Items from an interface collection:
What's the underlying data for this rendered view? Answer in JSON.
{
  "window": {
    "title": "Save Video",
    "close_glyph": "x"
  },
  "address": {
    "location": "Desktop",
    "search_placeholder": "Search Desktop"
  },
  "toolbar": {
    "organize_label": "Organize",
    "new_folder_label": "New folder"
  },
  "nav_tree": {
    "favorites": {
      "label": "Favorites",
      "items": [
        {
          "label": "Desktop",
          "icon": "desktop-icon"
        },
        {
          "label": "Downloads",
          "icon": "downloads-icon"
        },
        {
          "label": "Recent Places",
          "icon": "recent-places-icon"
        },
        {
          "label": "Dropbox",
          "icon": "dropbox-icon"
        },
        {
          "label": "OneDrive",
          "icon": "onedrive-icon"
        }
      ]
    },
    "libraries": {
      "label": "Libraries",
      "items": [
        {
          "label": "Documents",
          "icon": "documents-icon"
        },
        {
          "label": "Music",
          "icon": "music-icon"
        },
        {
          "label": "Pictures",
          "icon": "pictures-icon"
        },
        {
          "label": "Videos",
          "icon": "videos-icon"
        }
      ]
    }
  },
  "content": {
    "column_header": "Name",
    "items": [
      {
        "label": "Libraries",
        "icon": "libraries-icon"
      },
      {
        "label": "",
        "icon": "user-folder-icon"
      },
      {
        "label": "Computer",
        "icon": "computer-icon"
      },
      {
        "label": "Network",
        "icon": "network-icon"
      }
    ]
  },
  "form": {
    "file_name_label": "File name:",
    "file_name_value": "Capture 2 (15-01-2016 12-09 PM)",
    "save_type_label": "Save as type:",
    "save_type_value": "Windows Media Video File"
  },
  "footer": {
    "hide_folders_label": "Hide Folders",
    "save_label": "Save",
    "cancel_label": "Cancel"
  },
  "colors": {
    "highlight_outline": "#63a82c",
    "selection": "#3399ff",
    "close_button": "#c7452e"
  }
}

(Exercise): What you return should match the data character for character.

(Result of this exercise):
What's the underlying data for this rendered view? Answer in JSON.
{
  "window": {
    "title": "Save Video",
    "close_glyph": "x"
  },
  "address": {
    "location": "Desktop",
    "search_placeholder": "Search Desktop"
  },
  "toolbar": {
    "organize_label": "Organize",
    "new_folder_label": "New folder"
  },
  "nav_tree": {
    "favorites": {
      "label": "Favorites",
      "items": [
        {
          "label": "Desktop",
          "icon": "desktop-icon"
        },
        {
          "label": "Downloads",
          "icon": "downloads-icon"
        },
        {
          "label": "Recent Places",
          "icon": "recent-places-icon"
        },
        {
          "label": "Dropbox",
          "icon": "dropbox-icon"
        },
        {
          "label": "OneDrive",
          "icon": "onedrive-icon"
        }
      ]
    },
    "libraries": {
      "label": "Libraries",
      "items": [
        {
          "label": "Documents",
          "icon": "documents-icon"
        },
        {
          "label": "Music",
          "icon": "music-icon"
        },
        {
          "label": "Pictures",
          "icon": "pictures-icon"
        },
        {
          "label": "Videos",
          "icon": "videos-icon"
        }
      ]
    }
  },
  "content": {
    "column_header": "Name",
    "items": [
      {
        "label": "Libraries",
        "icon": "libraries-icon"
      },
      {
        "label": "",
        "icon": "user-folder-icon"
      },
      {
        "label": "Computer",
        "icon": "computer-icon"
      },
      {
        "label": "Network",
        "icon": "network-icon"
      }
    ]
  },
  "form": {
    "file_name_label": "File name:",
    "file_name_value": "Capture 2 (15-01-2016 12-09 PM)",
    "save_type_label": "Save as type:",
    "save_type_value": "Windows Media Video File"
  },
  "footer": {
    "hide_folders_label": "Hide Folders",
    "save_label": "Save",
    "cancel_label": "Cancel"
  },
  "colors": {
    "highlight_outline": "#63a82c",
    "selection": "#3399ff",
    "close_button": "#c7452e"
  }
}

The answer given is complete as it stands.